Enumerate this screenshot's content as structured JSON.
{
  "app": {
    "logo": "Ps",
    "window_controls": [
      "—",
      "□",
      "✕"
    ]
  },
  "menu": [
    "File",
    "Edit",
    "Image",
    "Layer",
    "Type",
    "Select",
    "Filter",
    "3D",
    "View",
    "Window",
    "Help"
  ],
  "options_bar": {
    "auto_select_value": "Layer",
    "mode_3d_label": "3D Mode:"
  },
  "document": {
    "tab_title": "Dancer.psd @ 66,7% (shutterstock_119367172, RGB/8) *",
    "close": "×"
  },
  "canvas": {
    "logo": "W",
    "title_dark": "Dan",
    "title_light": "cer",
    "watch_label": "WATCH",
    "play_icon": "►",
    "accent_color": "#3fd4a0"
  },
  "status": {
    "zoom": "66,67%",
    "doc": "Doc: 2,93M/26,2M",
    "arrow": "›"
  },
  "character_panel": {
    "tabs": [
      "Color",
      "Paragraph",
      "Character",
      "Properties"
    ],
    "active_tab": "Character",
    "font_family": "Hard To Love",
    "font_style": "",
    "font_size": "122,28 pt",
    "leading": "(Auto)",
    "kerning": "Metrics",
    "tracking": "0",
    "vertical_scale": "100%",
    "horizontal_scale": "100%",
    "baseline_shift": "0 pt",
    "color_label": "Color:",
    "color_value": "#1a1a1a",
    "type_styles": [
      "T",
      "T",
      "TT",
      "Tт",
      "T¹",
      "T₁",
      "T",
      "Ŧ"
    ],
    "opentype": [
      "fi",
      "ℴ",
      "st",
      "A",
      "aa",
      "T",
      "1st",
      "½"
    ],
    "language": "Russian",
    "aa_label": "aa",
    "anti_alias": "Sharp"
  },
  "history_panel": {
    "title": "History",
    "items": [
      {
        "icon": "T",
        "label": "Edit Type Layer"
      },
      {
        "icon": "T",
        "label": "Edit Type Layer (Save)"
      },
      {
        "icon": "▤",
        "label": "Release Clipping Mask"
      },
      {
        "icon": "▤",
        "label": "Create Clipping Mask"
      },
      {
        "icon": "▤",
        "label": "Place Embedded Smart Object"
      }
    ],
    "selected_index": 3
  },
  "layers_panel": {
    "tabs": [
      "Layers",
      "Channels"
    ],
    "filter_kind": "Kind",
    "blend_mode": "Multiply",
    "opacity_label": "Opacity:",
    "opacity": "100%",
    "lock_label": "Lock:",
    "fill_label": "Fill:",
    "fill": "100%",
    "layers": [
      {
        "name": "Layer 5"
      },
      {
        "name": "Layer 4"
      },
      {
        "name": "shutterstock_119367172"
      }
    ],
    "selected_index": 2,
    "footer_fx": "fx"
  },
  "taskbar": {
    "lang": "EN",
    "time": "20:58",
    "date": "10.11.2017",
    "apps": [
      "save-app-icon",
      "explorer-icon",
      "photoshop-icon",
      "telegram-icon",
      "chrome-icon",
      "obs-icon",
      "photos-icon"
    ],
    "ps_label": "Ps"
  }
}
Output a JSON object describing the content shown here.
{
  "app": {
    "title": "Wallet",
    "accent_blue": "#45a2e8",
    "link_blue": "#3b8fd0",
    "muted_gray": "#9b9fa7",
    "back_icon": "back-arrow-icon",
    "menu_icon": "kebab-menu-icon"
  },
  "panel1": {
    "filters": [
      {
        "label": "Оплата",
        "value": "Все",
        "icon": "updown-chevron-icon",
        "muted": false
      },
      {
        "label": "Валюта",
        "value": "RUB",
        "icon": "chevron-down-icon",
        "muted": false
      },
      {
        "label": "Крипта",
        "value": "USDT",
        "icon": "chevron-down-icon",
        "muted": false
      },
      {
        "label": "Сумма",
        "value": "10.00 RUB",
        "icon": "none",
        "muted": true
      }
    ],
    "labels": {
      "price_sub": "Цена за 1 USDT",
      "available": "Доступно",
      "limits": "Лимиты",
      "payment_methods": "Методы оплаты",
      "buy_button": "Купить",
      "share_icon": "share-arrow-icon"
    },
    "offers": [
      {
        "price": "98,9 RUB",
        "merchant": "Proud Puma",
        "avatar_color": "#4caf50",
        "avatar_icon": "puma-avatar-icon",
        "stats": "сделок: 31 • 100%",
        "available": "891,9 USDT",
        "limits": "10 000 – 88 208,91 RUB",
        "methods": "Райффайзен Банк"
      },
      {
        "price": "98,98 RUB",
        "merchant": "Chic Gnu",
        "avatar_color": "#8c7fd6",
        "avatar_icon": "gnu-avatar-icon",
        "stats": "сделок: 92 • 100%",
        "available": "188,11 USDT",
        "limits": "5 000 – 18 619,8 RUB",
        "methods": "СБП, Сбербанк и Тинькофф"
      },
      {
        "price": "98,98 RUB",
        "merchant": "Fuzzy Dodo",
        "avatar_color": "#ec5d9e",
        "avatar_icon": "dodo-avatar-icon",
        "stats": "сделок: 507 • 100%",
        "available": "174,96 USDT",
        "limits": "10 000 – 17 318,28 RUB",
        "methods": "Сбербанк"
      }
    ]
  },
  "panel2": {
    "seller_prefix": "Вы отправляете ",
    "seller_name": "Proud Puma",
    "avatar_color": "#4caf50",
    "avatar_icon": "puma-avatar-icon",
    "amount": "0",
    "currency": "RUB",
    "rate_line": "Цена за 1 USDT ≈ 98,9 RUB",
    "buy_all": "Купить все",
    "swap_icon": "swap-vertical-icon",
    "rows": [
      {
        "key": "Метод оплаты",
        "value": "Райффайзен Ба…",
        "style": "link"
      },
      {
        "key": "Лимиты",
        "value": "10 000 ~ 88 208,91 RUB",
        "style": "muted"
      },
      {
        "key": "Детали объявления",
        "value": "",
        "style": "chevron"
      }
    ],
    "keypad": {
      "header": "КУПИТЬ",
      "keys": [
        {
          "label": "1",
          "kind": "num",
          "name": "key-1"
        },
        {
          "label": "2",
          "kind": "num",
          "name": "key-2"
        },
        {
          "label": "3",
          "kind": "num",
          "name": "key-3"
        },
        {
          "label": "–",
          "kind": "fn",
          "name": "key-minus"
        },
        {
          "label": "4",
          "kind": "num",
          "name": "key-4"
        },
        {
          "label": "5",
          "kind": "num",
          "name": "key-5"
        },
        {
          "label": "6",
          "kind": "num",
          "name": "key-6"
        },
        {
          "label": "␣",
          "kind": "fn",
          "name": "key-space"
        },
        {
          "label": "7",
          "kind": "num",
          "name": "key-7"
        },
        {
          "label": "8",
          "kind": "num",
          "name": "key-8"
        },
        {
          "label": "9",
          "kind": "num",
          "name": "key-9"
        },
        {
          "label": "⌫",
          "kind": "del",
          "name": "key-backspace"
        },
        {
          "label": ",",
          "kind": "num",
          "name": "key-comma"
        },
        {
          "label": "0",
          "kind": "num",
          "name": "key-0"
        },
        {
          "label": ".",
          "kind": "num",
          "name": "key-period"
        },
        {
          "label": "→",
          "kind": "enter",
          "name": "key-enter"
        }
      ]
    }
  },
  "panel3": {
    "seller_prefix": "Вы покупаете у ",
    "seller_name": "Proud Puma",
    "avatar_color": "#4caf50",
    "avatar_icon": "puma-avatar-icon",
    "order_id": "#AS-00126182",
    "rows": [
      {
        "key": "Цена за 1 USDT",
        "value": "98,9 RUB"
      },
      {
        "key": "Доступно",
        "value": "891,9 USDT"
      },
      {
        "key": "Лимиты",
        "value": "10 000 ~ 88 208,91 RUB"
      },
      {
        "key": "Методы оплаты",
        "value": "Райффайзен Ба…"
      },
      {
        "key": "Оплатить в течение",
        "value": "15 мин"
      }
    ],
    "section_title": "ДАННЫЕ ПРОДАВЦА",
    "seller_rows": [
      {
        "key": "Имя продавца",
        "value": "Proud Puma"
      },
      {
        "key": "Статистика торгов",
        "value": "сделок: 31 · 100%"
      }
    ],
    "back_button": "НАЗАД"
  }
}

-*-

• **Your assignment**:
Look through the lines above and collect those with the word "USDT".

• **Answer**:
        "value": "USDT",
      "price_sub": "Цена за 1 USDT",
        "available": "891,9 USDT",
        "available": "188,11 USDT",
        "available": "174,96 USDT",
    "rate_line": "Цена за 1 USDT ≈ 98,9 RUB",
        "key": "Цена за 1 USDT",
        "value": "891,9 USDT"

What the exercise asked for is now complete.